It sometimes seems that half of the papers in mental health research journals describe the co-occurrence of misery.  A typical study would find that people with risk factor or condition X, who experience disadvantage or adversity Y, are more likely to experience bad outcome Z.  For instance: People with bipolar disorder who experienced childhood trauma are more likely to have suicidal ideation.  Or: Children with autism-spectrum disorder who also experience attention deficit symptoms have greater behavioral disturbance.  My colleague, Evette Ludman, and I sometimes joke that we would like to start a new journal exclusively devoted to this scientific genre.  We would call it “The Journal of Job.”  The biblical reference would emphasize that the co-occurrence of misery is not just an old story.  It’s actually an Old Testament story.

This is not to deny that these stories are true in every sense of that word.  The co-occurrence of misery is both a repeatedly confirmed scientific fact and, for many people with mental health conditions, a daily lived experience.  Speaking that truth is often necessary to motivate the prevention of disadvantage and adversity – especially structural disadvantage and adversity.

However true, the narrative of co-occurring misery is usually not a hopeful one.  And, for researchers who aim to improve the effectiveness of mental health care, that seamless narrative does not offer much guidance or encouragement.  Like the original Book of Job, stories of misery begetting misery begetting more misery offer little hope for recovery other than dramatic divine intervention.   

In an unexpected way, the White House and NIH Precision Medicine Initiative (PMI) might offer us some hope, helping mental health research to progress beyond the Journal of Job.  To quote Frances Collins, “PMI is not just Human Genome Project Redux”.  And it is not just a platform for pharmacogenomics, limited to data mining to discover drug-gene interactions.  PMI has a broad scope, including a wide range of environmental influences (both positive and negative) and personal health behaviors (again, both positive and negative). 

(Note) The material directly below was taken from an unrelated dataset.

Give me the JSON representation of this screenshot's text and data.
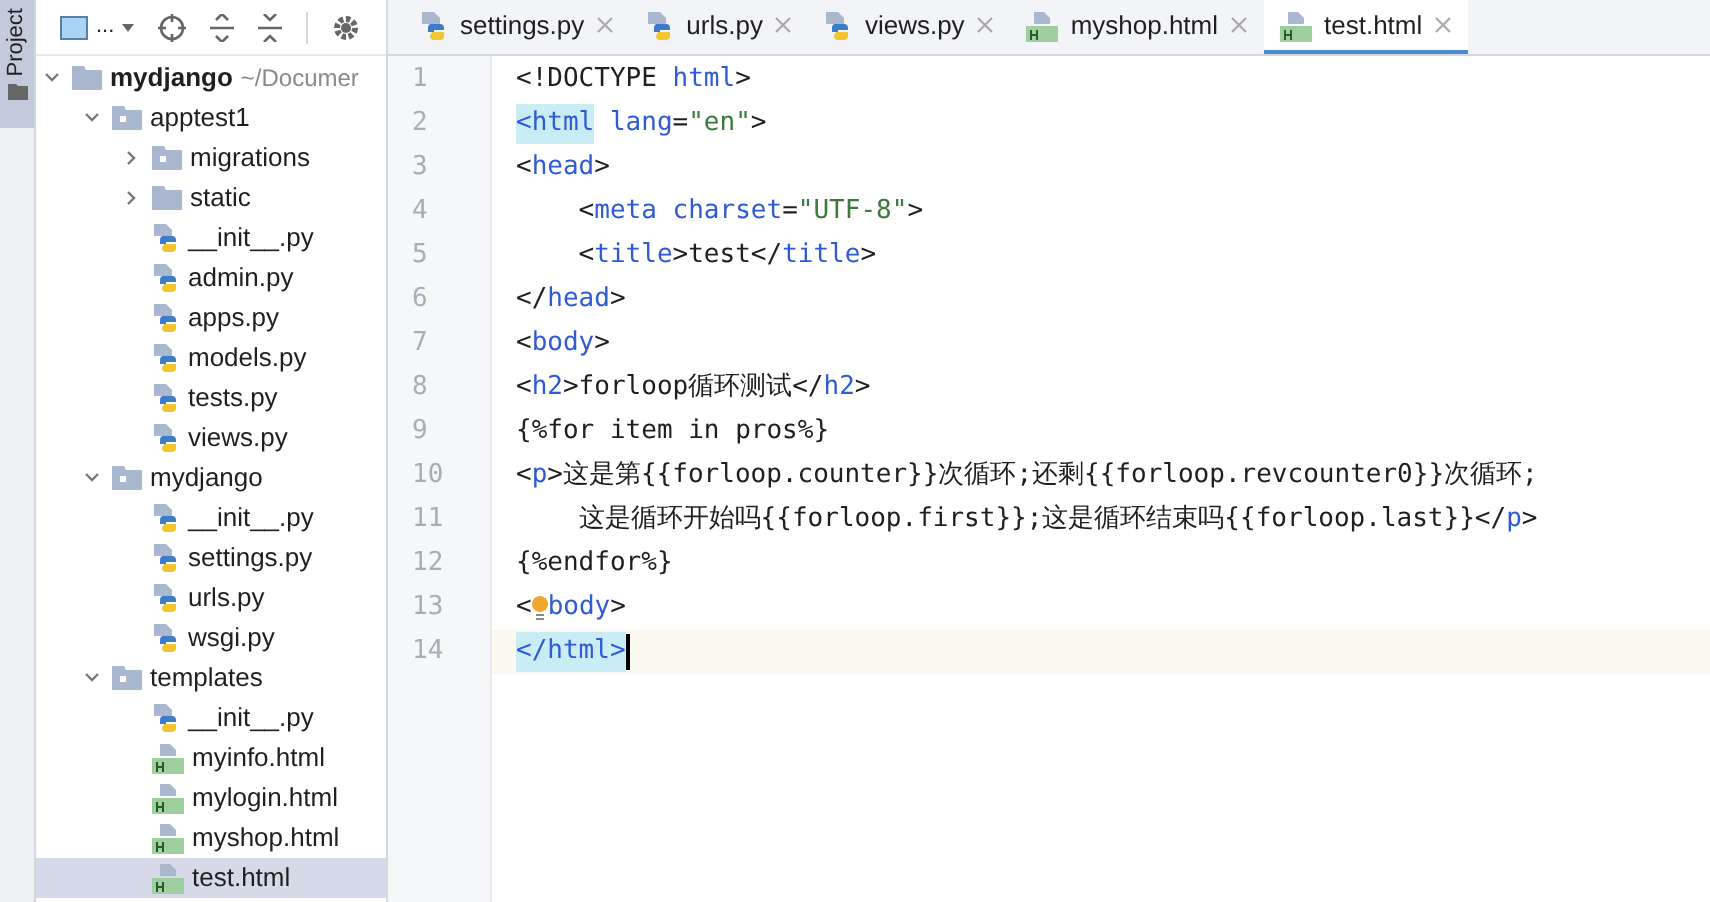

A central goal of PMI is to identify and explain instructive exceptions to the co-occurrence of misery.  We hope to identify people with diagnosis X who experience adversity Y without then suffering bad outcome Z.  Stated in statistical terms: Even if we already know that the average or main effects are consistently negative, we can still find hope (and maybe some hints about useful interventions) in the interactions. 

PMI is part of a broader effort (including the NIMH Research Domain Criteria initiative) to reveal and clarify the causal chains leading from genes to the functioning of brain circuits to mental health symptoms and diagnoses.  But that effort is certainly not a plan for lockstep biomedical reductionism.  Instead we hope to discover when and how those causal chains are sometimes broken - with the ultimate goal of breaking them more often. 

For several years, mental health consumers and advocates have asked for more research - and more treatments - focused on resilience and recovery.  Recovery-oriented research should attempt to understand and facilitate good outcomes despite risk factors and adverse circumstances.  I hope that PMI will help us to tell that new story.